INFORMATION GIVEN START

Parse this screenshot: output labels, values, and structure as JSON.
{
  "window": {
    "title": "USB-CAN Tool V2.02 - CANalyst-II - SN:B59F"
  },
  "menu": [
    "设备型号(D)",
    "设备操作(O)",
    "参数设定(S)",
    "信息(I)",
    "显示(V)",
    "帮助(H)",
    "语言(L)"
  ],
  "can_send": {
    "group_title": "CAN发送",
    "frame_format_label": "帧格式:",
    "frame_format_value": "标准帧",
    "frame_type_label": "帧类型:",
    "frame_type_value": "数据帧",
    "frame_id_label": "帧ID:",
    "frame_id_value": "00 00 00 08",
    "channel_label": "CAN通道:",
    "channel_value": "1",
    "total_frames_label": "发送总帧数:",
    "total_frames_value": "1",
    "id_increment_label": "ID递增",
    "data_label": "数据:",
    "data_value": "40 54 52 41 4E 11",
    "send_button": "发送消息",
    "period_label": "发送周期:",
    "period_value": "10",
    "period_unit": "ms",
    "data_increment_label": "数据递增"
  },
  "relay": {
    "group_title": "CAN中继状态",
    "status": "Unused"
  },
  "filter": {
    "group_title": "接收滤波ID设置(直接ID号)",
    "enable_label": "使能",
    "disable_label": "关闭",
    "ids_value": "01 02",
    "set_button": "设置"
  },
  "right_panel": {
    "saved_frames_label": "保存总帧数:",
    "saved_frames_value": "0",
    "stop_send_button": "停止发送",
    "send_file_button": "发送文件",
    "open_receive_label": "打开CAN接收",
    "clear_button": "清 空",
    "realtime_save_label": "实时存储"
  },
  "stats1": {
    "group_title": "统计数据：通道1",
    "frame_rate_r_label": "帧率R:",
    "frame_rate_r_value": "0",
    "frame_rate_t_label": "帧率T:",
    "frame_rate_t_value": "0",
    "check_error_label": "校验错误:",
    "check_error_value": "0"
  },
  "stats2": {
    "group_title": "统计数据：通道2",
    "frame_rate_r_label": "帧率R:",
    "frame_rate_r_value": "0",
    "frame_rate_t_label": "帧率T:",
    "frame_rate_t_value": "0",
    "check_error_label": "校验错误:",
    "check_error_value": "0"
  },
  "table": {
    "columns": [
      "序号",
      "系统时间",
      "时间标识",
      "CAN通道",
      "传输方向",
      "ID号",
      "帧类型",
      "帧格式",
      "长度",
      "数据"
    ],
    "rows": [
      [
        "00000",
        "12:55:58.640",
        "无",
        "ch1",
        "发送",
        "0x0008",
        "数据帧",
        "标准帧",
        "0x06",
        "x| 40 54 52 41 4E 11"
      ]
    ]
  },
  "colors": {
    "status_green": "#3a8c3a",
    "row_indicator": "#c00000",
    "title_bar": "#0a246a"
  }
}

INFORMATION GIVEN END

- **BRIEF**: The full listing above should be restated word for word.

- **ANSWER SPACE**:
Parse this screenshot: output labels, values, and structure as JSON.
{
  "window": {
    "title": "USB-CAN Tool V2.02 - CANalyst-II - SN:B59F"
  },
  "menu": [
    "设备型号(D)",
    "设备操作(O)",
    "参数设定(S)",
    "信息(I)",
    "显示(V)",
    "帮助(H)",
    "语言(L)"
  ],
  "can_send": {
    "group_title": "CAN发送",
    "frame_format_label": "帧格式:",
    "frame_format_value": "标准帧",
    "frame_type_label": "帧类型:",
    "frame_type_value": "数据帧",
    "frame_id_label": "帧ID:",
    "frame_id_value": "00 00 00 08",
    "channel_label": "CAN通道:",
    "channel_value": "1",
    "total_frames_label": "发送总帧数:",
    "total_frames_value": "1",
    "id_increment_label": "ID递增",
    "data_label": "数据:",
    "data_value": "40 54 52 41 4E 11",
    "send_button": "发送消息",
    "period_label": "发送周期:",
    "period_value": "10",
    "period_unit": "ms",
    "data_increment_label": "数据递增"
  },
  "relay": {
    "group_title": "CAN中继状态",
    "status": "Unused"
  },
  "filter": {
    "group_title": "接收滤波ID设置(直接ID号)",
    "enable_label": "使能",
    "disable_label": "关闭",
    "ids_value": "01 02",
    "set_button": "设置"
  },
  "right_panel": {
    "saved_frames_label": "保存总帧数:",
    "saved_frames_value": "0",
    "stop_send_button": "停止发送",
    "send_file_button": "发送文件",
    "open_receive_label": "打开CAN接收",
    "clear_button": "清 空",
    "realtime_save_label": "实时存储"
  },
  "stats1": {
    "group_title": "统计数据：通道1",
    "frame_rate_r_label": "帧率R:",
    "frame_rate_r_value": "0",
    "frame_rate_t_label": "帧率T:",
    "frame_rate_t_value": "0",
    "check_error_label": "校验错误:",
    "check_error_value": "0"
  },
  "stats2": {
    "group_title": "统计数据：通道2",
    "frame_rate_r_label": "帧率R:",
    "frame_rate_r_value": "0",
    "frame_rate_t_label": "帧率T:",
    "frame_rate_t_value": "0",
    "check_error_label": "校验错误:",
    "check_error_value": "0"
  },
  "table": {
    "columns": [
      "序号",
      "系统时间",
      "时间标识",
      "CAN通道",
      "传输方向",
      "ID号",
      "帧类型",
      "帧格式",
      "长度",
      "数据"
    ],
    "rows": [
      [
        "00000",
        "12:55:58.640",
        "无",
        "ch1",
        "发送",
        "0x0008",
        "数据帧",
        "标准帧",
        "0x06",
        "x| 40 54 52 41 4E 11"
      ]
    ]
  },
  "colors": {
    "status_green": "#3a8c3a",
    "row_indicator": "#c00000",
    "title_bar": "#0a246a"
  }
}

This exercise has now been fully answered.